(Interface dataset entries)
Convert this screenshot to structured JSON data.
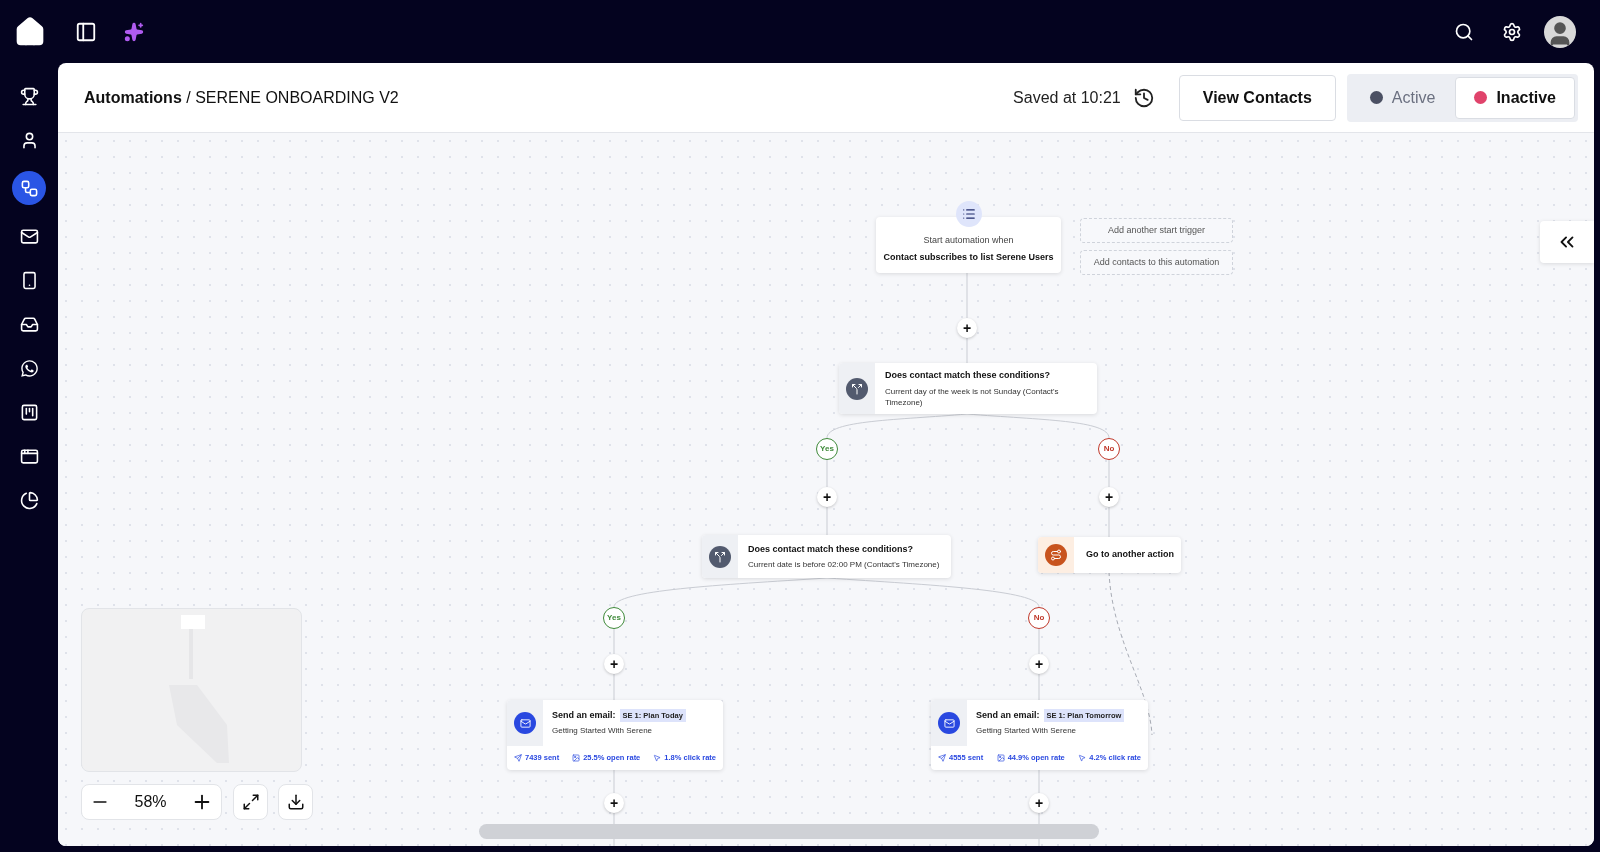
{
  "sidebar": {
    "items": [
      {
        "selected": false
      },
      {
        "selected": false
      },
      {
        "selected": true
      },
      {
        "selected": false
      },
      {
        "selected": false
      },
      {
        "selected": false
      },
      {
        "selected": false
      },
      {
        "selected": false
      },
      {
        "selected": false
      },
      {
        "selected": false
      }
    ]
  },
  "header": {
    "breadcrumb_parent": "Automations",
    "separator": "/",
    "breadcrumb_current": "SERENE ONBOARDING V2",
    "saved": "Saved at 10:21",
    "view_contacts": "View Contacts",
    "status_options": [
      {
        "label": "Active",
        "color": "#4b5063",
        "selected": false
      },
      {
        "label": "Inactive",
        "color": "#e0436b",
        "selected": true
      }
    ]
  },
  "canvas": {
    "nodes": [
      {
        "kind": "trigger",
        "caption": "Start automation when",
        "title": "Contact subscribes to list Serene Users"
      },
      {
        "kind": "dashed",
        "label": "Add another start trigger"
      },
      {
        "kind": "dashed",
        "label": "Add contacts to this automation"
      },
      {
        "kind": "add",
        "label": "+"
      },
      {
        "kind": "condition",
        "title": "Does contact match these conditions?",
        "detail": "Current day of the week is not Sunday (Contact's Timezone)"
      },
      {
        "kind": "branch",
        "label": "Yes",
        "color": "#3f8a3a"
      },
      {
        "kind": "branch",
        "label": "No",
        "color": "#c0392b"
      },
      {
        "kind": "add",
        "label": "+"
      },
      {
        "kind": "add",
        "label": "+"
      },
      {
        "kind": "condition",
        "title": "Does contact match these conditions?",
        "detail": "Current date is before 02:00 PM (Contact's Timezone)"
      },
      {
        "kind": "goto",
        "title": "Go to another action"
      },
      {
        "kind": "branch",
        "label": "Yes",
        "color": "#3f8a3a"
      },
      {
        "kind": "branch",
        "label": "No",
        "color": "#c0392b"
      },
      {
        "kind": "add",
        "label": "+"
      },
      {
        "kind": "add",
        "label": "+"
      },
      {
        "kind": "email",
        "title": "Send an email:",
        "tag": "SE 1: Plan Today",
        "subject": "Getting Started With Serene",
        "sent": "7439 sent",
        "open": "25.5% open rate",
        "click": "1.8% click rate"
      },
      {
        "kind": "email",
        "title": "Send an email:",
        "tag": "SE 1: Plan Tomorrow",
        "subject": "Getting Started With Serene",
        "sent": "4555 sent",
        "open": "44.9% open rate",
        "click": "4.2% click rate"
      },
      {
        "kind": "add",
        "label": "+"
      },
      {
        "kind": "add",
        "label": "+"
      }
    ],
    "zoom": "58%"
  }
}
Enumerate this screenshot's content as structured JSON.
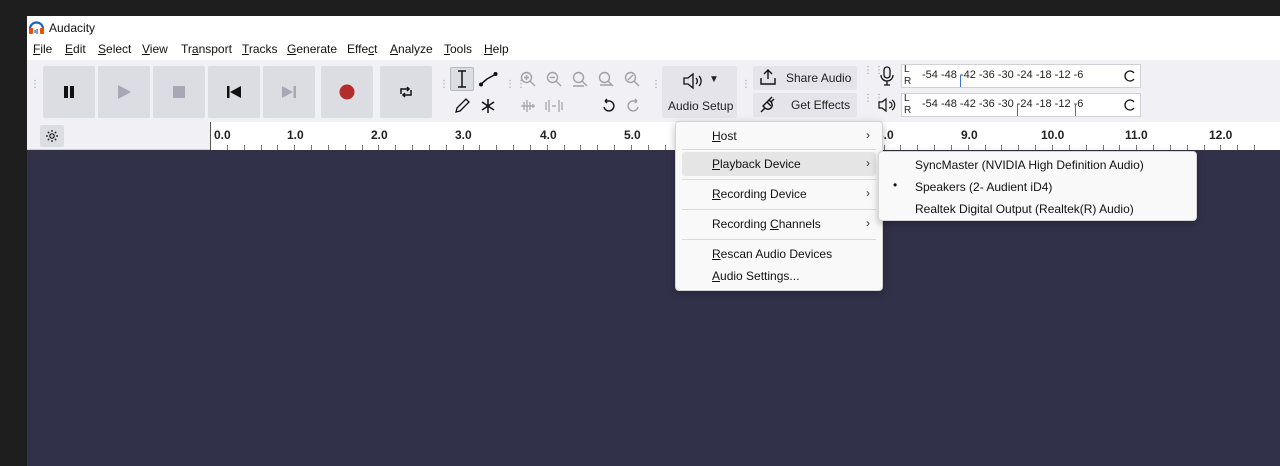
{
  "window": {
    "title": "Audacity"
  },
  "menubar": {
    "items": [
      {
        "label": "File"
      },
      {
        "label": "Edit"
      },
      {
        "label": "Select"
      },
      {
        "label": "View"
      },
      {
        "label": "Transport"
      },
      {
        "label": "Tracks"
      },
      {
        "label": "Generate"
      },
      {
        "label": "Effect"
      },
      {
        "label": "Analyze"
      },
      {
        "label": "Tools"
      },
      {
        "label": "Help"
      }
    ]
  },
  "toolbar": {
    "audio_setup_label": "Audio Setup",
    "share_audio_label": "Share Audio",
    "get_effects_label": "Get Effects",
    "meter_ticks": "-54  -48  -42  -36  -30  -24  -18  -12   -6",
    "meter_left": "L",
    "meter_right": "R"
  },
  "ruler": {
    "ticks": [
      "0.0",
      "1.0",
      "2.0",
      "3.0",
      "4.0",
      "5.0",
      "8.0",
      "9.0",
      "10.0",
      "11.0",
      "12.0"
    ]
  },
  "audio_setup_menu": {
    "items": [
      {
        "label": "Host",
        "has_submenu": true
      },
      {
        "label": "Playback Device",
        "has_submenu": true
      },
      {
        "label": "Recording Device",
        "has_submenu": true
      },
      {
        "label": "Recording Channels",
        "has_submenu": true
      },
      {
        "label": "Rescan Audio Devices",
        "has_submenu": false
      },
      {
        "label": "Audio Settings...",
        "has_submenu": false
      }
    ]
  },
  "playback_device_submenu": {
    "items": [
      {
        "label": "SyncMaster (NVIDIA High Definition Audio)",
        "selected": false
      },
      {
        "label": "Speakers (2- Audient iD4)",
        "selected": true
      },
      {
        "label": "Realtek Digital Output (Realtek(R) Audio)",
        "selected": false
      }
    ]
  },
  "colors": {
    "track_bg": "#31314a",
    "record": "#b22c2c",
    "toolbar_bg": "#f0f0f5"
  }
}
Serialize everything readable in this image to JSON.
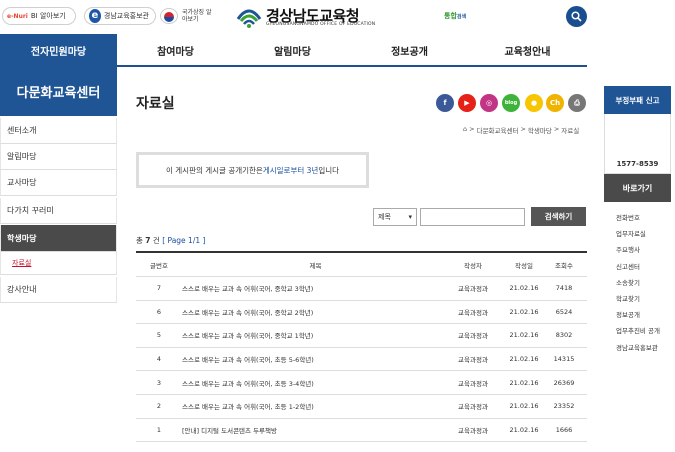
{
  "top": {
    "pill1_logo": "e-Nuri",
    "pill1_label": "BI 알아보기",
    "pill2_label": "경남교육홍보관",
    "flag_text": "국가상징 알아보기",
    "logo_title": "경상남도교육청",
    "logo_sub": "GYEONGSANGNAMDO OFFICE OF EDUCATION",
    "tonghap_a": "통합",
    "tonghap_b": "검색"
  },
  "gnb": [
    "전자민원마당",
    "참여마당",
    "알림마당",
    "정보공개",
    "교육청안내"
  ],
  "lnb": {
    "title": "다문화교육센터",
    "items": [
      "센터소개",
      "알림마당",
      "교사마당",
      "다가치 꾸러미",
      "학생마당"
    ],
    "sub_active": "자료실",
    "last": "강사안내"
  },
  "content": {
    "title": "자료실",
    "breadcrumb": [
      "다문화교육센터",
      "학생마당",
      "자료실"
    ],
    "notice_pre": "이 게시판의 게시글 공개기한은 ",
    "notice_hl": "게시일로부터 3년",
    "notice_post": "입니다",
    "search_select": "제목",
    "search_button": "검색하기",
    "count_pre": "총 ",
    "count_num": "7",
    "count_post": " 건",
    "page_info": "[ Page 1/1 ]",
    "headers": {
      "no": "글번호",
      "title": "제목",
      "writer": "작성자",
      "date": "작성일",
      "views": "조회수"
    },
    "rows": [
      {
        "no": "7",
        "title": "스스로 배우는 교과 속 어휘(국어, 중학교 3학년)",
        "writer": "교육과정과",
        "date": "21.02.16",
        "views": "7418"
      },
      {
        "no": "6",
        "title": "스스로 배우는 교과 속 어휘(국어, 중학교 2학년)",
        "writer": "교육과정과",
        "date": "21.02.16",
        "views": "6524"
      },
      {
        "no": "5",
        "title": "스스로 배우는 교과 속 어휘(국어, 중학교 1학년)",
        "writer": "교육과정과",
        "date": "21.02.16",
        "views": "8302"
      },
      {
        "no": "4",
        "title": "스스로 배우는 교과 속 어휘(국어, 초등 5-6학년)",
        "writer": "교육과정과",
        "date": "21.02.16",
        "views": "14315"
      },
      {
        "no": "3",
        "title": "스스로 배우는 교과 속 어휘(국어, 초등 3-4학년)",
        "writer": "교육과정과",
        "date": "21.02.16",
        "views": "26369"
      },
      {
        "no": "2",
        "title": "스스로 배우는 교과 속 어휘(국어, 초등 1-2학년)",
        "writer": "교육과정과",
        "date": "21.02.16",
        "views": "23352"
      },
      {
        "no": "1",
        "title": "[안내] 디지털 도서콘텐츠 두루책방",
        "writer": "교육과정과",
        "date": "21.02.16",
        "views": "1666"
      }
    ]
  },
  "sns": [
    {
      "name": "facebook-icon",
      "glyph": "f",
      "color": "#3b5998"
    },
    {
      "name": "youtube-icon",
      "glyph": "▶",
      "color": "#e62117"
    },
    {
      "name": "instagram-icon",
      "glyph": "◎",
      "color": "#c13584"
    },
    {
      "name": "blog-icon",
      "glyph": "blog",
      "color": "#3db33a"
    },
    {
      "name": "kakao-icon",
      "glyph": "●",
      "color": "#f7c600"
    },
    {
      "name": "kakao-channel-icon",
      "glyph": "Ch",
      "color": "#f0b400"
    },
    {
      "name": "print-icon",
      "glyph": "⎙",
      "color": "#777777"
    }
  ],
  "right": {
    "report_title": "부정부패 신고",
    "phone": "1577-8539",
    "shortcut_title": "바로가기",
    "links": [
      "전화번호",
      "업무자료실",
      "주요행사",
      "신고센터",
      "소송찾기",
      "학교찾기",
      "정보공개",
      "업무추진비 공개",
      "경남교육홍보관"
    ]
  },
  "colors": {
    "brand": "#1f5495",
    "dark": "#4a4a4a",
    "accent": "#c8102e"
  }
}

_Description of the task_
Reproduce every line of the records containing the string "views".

_Exercise output_
      "views": "조회수"
        "views": "7418"
        "views": "6524"
        "views": "8302"
        "views": "14315"
        "views": "26369"
        "views": "23352"
        "views": "1666"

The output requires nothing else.